“When a customer seeks higher performance than an a-C:H coating can deliver, the only option to date has been a more expensive and time-consuming hydrogen-free DLC,” he adds.
Companies produce hydrogen-free coatings using a physical vapor deposition (PVD) by arc method that produces tetrahedral amorphous carbon or ta-C. The resulting coatings are dense, hard, and adhere well to substrates, but small droplets created in the vapor deposition process create a rough surface finish that must be polished for the low-friction needs of race components.
“The high hardness we achieve with DLC starts to work against you with ta-C coatings,” Hervé explains. “Because the coatings are so hard and durable, it can be very difficult to polish them.”
Another issue is availability. Oerlikon coats parts for race teams from one facility in France, and Hervé says the heat chambers used for PVD are small, limiting throughput.
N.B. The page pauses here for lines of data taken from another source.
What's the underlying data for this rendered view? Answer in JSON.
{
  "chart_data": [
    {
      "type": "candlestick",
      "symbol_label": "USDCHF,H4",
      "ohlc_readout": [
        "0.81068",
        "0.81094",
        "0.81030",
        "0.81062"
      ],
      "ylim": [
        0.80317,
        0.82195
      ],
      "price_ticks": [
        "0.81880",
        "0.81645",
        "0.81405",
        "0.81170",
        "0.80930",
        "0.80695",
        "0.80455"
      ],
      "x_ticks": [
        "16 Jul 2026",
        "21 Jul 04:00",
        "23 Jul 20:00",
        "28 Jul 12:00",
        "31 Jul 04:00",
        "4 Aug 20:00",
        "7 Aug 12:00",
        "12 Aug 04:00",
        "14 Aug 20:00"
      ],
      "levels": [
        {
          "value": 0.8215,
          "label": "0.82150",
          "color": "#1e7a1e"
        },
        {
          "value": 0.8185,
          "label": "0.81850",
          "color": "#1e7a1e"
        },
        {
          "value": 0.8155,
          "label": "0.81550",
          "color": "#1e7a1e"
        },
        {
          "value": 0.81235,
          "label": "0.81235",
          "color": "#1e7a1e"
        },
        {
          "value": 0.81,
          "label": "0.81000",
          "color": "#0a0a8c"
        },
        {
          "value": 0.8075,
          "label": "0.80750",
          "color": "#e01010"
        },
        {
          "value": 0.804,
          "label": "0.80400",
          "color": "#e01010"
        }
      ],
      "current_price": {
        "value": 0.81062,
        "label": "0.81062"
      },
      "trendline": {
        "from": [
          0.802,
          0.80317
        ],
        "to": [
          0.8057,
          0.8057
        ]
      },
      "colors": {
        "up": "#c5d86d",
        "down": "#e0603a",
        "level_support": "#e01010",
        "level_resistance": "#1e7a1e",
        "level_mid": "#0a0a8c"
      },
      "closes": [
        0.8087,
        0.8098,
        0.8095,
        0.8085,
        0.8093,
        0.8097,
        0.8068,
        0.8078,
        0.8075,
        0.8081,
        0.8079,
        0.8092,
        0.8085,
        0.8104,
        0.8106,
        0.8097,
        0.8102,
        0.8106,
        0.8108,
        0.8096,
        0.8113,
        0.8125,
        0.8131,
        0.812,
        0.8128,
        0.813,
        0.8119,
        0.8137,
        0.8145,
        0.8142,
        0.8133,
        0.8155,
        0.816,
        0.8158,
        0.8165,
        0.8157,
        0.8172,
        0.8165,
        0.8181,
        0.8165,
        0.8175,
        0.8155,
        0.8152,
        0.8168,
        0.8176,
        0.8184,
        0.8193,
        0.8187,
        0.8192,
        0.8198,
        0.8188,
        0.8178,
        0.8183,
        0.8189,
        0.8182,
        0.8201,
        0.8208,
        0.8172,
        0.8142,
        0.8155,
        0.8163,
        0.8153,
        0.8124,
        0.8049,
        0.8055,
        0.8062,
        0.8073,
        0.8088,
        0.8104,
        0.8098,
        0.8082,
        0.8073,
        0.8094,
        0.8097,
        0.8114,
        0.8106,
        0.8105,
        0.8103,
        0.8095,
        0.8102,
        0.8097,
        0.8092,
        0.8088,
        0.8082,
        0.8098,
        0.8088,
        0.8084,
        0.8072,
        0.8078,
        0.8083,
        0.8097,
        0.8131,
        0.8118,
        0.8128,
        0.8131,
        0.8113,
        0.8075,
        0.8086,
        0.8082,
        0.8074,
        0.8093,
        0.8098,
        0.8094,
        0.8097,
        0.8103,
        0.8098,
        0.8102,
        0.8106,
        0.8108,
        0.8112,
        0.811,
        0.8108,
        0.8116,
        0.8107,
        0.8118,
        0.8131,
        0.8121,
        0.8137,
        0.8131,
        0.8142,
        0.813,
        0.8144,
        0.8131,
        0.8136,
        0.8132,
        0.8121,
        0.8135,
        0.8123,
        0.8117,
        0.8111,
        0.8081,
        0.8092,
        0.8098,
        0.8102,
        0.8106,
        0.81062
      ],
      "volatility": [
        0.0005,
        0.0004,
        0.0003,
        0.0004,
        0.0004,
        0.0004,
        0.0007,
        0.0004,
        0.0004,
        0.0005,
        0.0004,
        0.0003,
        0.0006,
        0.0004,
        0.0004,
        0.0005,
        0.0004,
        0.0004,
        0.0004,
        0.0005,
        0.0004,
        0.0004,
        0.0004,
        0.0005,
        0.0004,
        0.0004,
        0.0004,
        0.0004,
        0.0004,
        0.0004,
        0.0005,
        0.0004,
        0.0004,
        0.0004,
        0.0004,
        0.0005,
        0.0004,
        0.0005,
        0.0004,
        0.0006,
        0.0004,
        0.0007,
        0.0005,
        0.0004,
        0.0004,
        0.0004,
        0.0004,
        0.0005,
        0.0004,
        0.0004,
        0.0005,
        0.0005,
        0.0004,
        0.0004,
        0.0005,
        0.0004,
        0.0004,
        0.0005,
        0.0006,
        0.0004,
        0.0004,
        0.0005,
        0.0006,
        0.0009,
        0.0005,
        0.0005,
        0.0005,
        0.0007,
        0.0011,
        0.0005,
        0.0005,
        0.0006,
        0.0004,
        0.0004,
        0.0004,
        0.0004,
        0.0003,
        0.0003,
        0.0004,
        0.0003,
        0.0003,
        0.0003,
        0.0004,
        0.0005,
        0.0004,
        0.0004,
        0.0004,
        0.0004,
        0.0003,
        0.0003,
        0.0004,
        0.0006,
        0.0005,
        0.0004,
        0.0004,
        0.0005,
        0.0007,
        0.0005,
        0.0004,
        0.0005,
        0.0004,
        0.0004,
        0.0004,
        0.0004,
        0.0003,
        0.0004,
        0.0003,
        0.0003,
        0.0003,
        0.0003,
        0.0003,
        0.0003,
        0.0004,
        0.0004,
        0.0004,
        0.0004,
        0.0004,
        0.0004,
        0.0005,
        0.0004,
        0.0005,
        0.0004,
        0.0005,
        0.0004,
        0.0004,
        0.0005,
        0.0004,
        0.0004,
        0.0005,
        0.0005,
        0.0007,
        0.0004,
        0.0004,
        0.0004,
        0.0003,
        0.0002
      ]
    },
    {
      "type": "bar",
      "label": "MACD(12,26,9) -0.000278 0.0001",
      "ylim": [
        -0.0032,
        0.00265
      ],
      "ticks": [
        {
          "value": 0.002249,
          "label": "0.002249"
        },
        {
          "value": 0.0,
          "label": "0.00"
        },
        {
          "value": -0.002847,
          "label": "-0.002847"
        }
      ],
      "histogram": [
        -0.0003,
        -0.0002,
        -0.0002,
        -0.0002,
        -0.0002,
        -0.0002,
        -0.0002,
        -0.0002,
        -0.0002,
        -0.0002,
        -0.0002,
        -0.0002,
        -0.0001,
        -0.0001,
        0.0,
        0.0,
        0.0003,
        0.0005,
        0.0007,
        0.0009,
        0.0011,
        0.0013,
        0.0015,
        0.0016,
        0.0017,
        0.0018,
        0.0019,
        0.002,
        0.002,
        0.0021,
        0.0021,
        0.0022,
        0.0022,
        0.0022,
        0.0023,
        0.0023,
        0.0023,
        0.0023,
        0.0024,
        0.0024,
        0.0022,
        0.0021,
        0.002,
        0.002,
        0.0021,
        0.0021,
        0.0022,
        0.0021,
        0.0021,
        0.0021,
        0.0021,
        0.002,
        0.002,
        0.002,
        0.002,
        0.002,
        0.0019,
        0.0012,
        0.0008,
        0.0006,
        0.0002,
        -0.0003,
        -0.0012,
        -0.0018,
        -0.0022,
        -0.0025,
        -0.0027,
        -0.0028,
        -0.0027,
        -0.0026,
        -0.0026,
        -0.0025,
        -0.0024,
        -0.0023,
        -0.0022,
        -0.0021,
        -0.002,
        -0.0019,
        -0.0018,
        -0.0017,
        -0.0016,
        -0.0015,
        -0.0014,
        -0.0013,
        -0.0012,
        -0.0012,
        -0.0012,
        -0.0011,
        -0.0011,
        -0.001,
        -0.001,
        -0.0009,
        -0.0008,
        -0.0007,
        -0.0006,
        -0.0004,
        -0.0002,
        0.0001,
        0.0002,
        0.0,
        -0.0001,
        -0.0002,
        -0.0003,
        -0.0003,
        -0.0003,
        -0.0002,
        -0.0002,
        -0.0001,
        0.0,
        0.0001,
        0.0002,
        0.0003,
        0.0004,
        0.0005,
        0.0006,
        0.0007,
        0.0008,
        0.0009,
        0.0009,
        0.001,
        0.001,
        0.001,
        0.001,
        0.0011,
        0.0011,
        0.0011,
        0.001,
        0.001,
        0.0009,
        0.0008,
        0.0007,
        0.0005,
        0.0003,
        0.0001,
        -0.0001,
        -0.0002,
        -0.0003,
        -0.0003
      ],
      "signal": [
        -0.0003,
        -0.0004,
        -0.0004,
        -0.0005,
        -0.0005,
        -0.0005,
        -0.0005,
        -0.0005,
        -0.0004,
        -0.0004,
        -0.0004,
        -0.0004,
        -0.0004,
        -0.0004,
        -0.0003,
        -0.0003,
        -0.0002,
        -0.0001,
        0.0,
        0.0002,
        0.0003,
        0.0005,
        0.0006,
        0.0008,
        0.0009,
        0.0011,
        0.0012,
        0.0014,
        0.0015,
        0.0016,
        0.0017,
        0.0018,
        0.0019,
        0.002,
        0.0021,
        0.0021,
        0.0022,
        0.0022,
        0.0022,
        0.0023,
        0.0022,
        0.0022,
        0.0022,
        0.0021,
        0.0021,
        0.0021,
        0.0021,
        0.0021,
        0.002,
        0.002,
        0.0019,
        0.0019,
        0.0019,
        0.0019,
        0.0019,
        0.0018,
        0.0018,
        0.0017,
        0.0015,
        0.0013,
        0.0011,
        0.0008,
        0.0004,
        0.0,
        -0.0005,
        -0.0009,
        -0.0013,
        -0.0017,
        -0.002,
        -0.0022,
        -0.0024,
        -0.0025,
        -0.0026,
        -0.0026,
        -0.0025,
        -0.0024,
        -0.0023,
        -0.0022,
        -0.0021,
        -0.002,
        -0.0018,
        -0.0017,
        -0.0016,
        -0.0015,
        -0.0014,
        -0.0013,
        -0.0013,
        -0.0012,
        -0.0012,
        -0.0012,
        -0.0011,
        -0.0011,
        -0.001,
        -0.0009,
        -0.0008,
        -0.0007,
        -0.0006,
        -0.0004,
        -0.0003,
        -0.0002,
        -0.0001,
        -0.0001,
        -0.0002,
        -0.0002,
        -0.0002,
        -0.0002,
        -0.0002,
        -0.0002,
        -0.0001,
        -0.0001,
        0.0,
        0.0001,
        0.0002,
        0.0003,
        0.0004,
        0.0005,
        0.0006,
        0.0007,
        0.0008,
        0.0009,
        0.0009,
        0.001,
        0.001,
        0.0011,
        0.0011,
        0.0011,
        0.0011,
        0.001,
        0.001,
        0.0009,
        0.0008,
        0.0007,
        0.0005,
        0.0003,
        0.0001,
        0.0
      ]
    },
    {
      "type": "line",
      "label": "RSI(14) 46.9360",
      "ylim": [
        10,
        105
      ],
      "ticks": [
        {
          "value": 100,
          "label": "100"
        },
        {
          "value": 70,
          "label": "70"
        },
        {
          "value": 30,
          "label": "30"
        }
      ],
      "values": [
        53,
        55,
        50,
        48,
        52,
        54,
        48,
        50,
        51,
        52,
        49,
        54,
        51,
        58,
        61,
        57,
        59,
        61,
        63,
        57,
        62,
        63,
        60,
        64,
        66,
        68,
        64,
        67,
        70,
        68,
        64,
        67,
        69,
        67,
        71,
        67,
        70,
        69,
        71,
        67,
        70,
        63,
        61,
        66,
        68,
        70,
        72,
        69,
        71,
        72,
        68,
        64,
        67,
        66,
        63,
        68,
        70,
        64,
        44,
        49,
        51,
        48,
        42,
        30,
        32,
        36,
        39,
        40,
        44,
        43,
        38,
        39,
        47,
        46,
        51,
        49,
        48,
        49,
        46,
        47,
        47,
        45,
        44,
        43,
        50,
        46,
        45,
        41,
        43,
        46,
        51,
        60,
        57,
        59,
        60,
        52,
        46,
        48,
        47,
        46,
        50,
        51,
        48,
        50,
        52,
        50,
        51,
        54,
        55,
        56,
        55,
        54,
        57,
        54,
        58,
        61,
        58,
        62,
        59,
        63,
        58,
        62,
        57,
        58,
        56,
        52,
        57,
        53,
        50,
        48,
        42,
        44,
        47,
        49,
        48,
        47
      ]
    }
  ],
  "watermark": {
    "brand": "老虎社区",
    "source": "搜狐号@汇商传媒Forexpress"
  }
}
Both limitations keep the technology limited to the smaller world of motorsports, he says.
To increase availability of coatings and possibly lower costs, Oerlikon Balzers engineers studied various deposition techniques to achieve hydrogen-free DLC durability with the smoothness of hydrogen-containing coatings. The resulting scalable pulsed powera plasma (S3p) process they developed combines arc evaporation and sputtering. Arc evaporation produces dense coatings with high adhesion, and the conventional sputtering technique ejects atoms of a source material toward a substrate, creating smooth surfaces.
S3p technology generates a high level of diamond tetrahedral bonds with hardness up to 40 gigapascals (GPa). Typical DLC coatings range from 20GPa to 30GPa. The Baliq Carbos coatings the engineers developed are 3x more resistant to wear than the 20GPa DLC coatings. They also achieve 0.03µm Ra roughness levels without requiring polishing.
For now, Hervé says the company is targeting race components, but the S3p process could make DLC coatings viable for a wider range of components.
S3p is cooler than other DLC processes, operating below 200°C, while PVD operates closer to 350°C. Thinner-walled steel and aluminum components that couldn’t withstand the higher-temperature coating processes without warping may be suitable for Baliq Carbos coatings, Hervé says.
Engineers continue to refine the process, exploring larger chamber sizes to scale S3p for larger components or higher volumes of small parts.
“We’re beyond the R&D stage at this point, and we’re running a lot of tests with customer s to understand the capabilities of Carbos,” Hervé says. “But we’re still in the early stage.”